Young children are fragile. Evidence is mounting that health in adulthood can be influenced by the environment in which a child grows up. We have offered posts on this subject previously (http://phcprimarycare.org/?p=392 and http://phcprimarycare.org/?p=408). A recently published study in the journal Child Development provides startling findings which add to this growing body of research.
Researchers found epigenetic changes in the glucocorticoid receptor (GR) gene in older children who had suffered severe childhood trauma or stress early in life. Compared to children who grew up without severe stress or trauma, those who had experienced significant maltreatment had greater methylation of a segment of the GR gene. While the significance of this epigenetic change was not defined, it appears this change may affect human stress and immune response mechanisms. Animal studies have provided good correlation between changes in this gene and difficulties with stress responses and immune function.

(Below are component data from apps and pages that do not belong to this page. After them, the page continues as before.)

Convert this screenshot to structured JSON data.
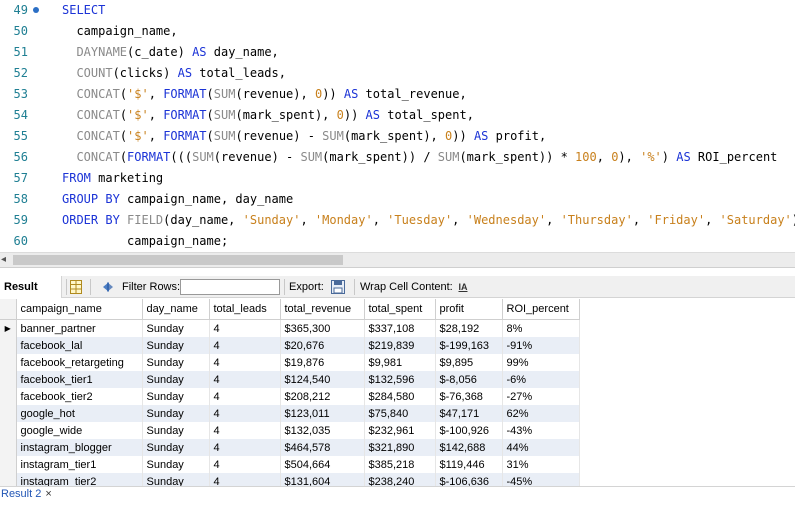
{
  "editor": {
    "lines": [
      {
        "num": "49",
        "marker": true,
        "tokens": [
          [
            "kw",
            "SELECT"
          ]
        ]
      },
      {
        "num": "50",
        "tokens": [
          [
            "id",
            "  campaign_name,"
          ]
        ]
      },
      {
        "num": "51",
        "tokens": [
          [
            "id",
            "  "
          ],
          [
            "fn",
            "DAYNAME"
          ],
          [
            "pu",
            "(c_date) "
          ],
          [
            "kw",
            "AS"
          ],
          [
            "id",
            " day_name,"
          ]
        ]
      },
      {
        "num": "52",
        "tokens": [
          [
            "id",
            "  "
          ],
          [
            "fn",
            "COUNT"
          ],
          [
            "pu",
            "(clicks) "
          ],
          [
            "kw",
            "AS"
          ],
          [
            "id",
            " total_leads,"
          ]
        ]
      },
      {
        "num": "53",
        "tokens": [
          [
            "id",
            "  "
          ],
          [
            "fn",
            "CONCAT"
          ],
          [
            "pu",
            "("
          ],
          [
            "str",
            "'$'"
          ],
          [
            "pu",
            ", "
          ],
          [
            "kw",
            "FORMAT"
          ],
          [
            "pu",
            "("
          ],
          [
            "fn",
            "SUM"
          ],
          [
            "pu",
            "(revenue), "
          ],
          [
            "num",
            "0"
          ],
          [
            "pu",
            ")) "
          ],
          [
            "kw",
            "AS"
          ],
          [
            "id",
            " total_revenue,"
          ]
        ]
      },
      {
        "num": "54",
        "tokens": [
          [
            "id",
            "  "
          ],
          [
            "fn",
            "CONCAT"
          ],
          [
            "pu",
            "("
          ],
          [
            "str",
            "'$'"
          ],
          [
            "pu",
            ", "
          ],
          [
            "kw",
            "FORMAT"
          ],
          [
            "pu",
            "("
          ],
          [
            "fn",
            "SUM"
          ],
          [
            "pu",
            "(mark_spent), "
          ],
          [
            "num",
            "0"
          ],
          [
            "pu",
            ")) "
          ],
          [
            "kw",
            "AS"
          ],
          [
            "id",
            " total_spent,"
          ]
        ]
      },
      {
        "num": "55",
        "tokens": [
          [
            "id",
            "  "
          ],
          [
            "fn",
            "CONCAT"
          ],
          [
            "pu",
            "("
          ],
          [
            "str",
            "'$'"
          ],
          [
            "pu",
            ", "
          ],
          [
            "kw",
            "FORMAT"
          ],
          [
            "pu",
            "("
          ],
          [
            "fn",
            "SUM"
          ],
          [
            "pu",
            "(revenue) - "
          ],
          [
            "fn",
            "SUM"
          ],
          [
            "pu",
            "(mark_spent), "
          ],
          [
            "num",
            "0"
          ],
          [
            "pu",
            ")) "
          ],
          [
            "kw",
            "AS"
          ],
          [
            "id",
            " profit,"
          ]
        ]
      },
      {
        "num": "56",
        "tokens": [
          [
            "id",
            "  "
          ],
          [
            "fn",
            "CONCAT"
          ],
          [
            "pu",
            "("
          ],
          [
            "kw",
            "FORMAT"
          ],
          [
            "pu",
            "((("
          ],
          [
            "fn",
            "SUM"
          ],
          [
            "pu",
            "(revenue) - "
          ],
          [
            "fn",
            "SUM"
          ],
          [
            "pu",
            "(mark_spent)) / "
          ],
          [
            "fn",
            "SUM"
          ],
          [
            "pu",
            "(mark_spent)) * "
          ],
          [
            "num",
            "100"
          ],
          [
            "pu",
            ", "
          ],
          [
            "num",
            "0"
          ],
          [
            "pu",
            "), "
          ],
          [
            "str",
            "'%'"
          ],
          [
            "pu",
            ") "
          ],
          [
            "kw",
            "AS"
          ],
          [
            "id",
            " ROI_percent"
          ]
        ]
      },
      {
        "num": "57",
        "tokens": [
          [
            "kw",
            "FROM"
          ],
          [
            "id",
            " marketing"
          ]
        ]
      },
      {
        "num": "58",
        "tokens": [
          [
            "kw",
            "GROUP BY"
          ],
          [
            "id",
            " campaign_name, day_name"
          ]
        ]
      },
      {
        "num": "59",
        "tokens": [
          [
            "kw",
            "ORDER BY"
          ],
          [
            "id",
            " "
          ],
          [
            "fn",
            "FIELD"
          ],
          [
            "pu",
            "(day_name, "
          ],
          [
            "str",
            "'Sunday'"
          ],
          [
            "pu",
            ", "
          ],
          [
            "str",
            "'Monday'"
          ],
          [
            "pu",
            ", "
          ],
          [
            "str",
            "'Tuesday'"
          ],
          [
            "pu",
            ", "
          ],
          [
            "str",
            "'Wednesday'"
          ],
          [
            "pu",
            ", "
          ],
          [
            "str",
            "'Thursday'"
          ],
          [
            "pu",
            ", "
          ],
          [
            "str",
            "'Friday'"
          ],
          [
            "pu",
            ", "
          ],
          [
            "str",
            "'Saturday'"
          ],
          [
            "pu",
            "),"
          ]
        ]
      },
      {
        "num": "60",
        "tokens": [
          [
            "id",
            "         campaign_name;"
          ]
        ]
      }
    ]
  },
  "toolbar": {
    "result_grid_label": "Result Grid",
    "filter_label": "Filter Rows:",
    "filter_value": "",
    "export_label": "Export:",
    "wrap_label": "Wrap Cell Content:",
    "wrap_icon_text": "IA"
  },
  "grid": {
    "columns": [
      "campaign_name",
      "day_name",
      "total_leads",
      "total_revenue",
      "total_spent",
      "profit",
      "ROI_percent"
    ],
    "rows": [
      [
        "banner_partner",
        "Sunday",
        "4",
        "$365,300",
        "$337,108",
        "$28,192",
        "8%"
      ],
      [
        "facebook_lal",
        "Sunday",
        "4",
        "$20,676",
        "$219,839",
        "$-199,163",
        "-91%"
      ],
      [
        "facebook_retargeting",
        "Sunday",
        "4",
        "$19,876",
        "$9,981",
        "$9,895",
        "99%"
      ],
      [
        "facebook_tier1",
        "Sunday",
        "4",
        "$124,540",
        "$132,596",
        "$-8,056",
        "-6%"
      ],
      [
        "facebook_tier2",
        "Sunday",
        "4",
        "$208,212",
        "$284,580",
        "$-76,368",
        "-27%"
      ],
      [
        "google_hot",
        "Sunday",
        "4",
        "$123,011",
        "$75,840",
        "$47,171",
        "62%"
      ],
      [
        "google_wide",
        "Sunday",
        "4",
        "$132,035",
        "$232,961",
        "$-100,926",
        "-43%"
      ],
      [
        "instagram_blogger",
        "Sunday",
        "4",
        "$464,578",
        "$321,890",
        "$142,688",
        "44%"
      ],
      [
        "instagram_tier1",
        "Sunday",
        "4",
        "$504,664",
        "$385,218",
        "$119,446",
        "31%"
      ],
      [
        "instagram_tier2",
        "Sunday",
        "4",
        "$131,604",
        "$238,240",
        "$-106,636",
        "-45%"
      ]
    ],
    "selected_row": 0
  },
  "result_tab": {
    "label": "Result 2",
    "close": "×"
  },
  "colors": {
    "keyword": "#1b33d6",
    "function": "#8a8a8a",
    "string": "#c8801c",
    "line_number": "#1f7f93",
    "row_alt": "#e9eef6",
    "tab_text": "#2256b5"
  }
}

The fact that such a change was identified years after the stressful experiences occurred is obviously concerning. It suggests that early childhood trauma may lead to long-lasting genetic changes whose influences continue long into the future. Studies like this may eventually help identify the biology behind the findings of the ACE study (see above links).
Many questions remain to be answered, including what level of childhood trauma leads to genetic changes? Are these changes reversible later in life through living in a different environment, counseling, or perhaps medication?

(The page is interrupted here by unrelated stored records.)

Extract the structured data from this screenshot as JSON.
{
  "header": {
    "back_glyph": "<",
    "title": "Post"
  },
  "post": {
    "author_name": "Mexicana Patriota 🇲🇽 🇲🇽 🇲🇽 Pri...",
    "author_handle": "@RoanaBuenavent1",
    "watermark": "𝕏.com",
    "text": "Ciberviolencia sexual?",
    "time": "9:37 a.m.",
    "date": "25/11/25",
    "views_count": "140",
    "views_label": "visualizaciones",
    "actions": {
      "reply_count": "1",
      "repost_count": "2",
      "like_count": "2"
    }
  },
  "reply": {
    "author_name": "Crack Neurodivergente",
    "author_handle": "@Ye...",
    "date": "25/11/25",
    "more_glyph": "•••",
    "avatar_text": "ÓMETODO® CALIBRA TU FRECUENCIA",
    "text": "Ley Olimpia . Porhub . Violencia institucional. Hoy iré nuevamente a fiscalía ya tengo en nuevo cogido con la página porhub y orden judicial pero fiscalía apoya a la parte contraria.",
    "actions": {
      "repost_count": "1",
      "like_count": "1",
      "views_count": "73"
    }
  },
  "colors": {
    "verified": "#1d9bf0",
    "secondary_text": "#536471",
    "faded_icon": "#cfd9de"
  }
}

The study mentioned does not and could not provide direct clinical guidance which physicians can use in their daily practice. But it provides more evidence which can be used to educate parents about the importance of appropriate disciplining of their children, and the possible lifelong consequences when children are raised in a severely stressful environment. Guidance and boundaries are important. But they need to be established in a loving and supportive way.
Richard Fleming, MD